▶ TASK GOAL
Keep every line of the data below that has the string "screenshot" and present those lines.

◇ ◇ ◇ ◇ ◇ ◇ ◇

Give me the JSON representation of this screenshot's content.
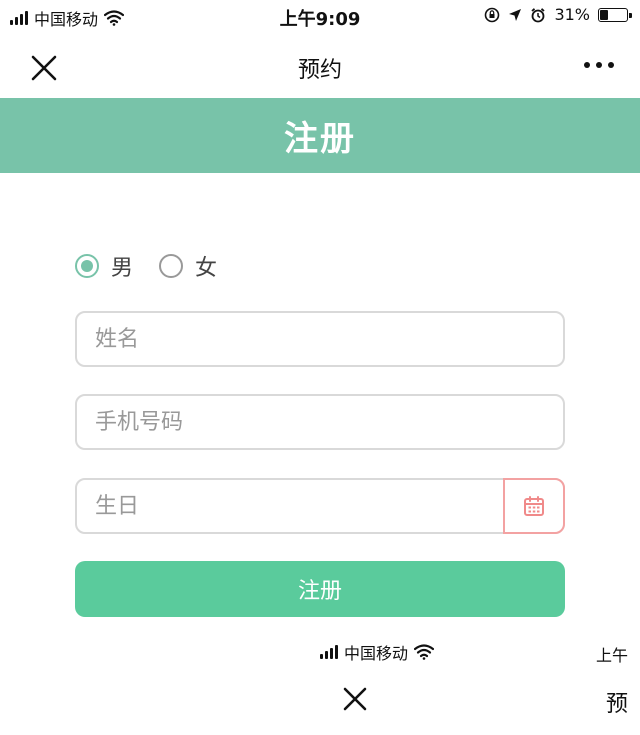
{
  "status_bar": {
    "carrier": "中国移动",
    "time": "上午9:09",
    "battery_percent": "31%",
    "battery_level": 0.31,
    "icons": [
      "signal-icon",
      "wifi-icon",
      "location-icon",
      "alarm-icon",
      "orientation-lock-icon",
      "battery-icon"
    ]
  },
  "nav": {
    "title": "预约",
    "close_icon": "close-icon",
    "more_icon": "more-icon"
  },
  "banner": {
    "title": "注册"
  },
  "form": {
    "gender_options": [
      {
        "label": "男",
        "checked": true
      },
      {
        "label": "女",
        "checked": false
      }
    ],
    "name_placeholder": "姓名",
    "phone_placeholder": "手机号码",
    "birthday_placeholder": "生日",
    "calendar_icon": "calendar-icon",
    "submit_label": "注册"
  },
  "overlay_fragment": {
    "carrier": "中国移动",
    "time": "上午",
    "nav_title": "预"
  },
  "colors": {
    "banner": "#78c3a9",
    "submit": "#5acb9c",
    "radio_checked": "#78c3a9",
    "calendar_border": "#f3a2a2"
  }
}
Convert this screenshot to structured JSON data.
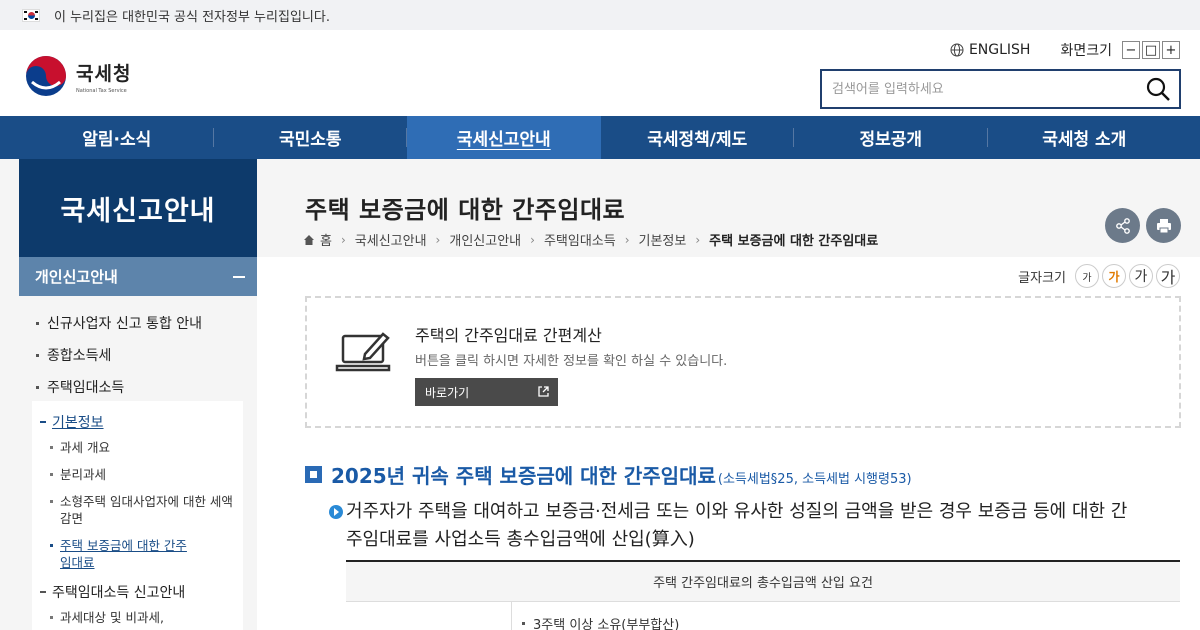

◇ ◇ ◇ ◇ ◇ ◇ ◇

▶ EXERCISE RESPONSE
Give me the JSON representation of this screenshot's content.
Convert this screenshot to structured JSON data.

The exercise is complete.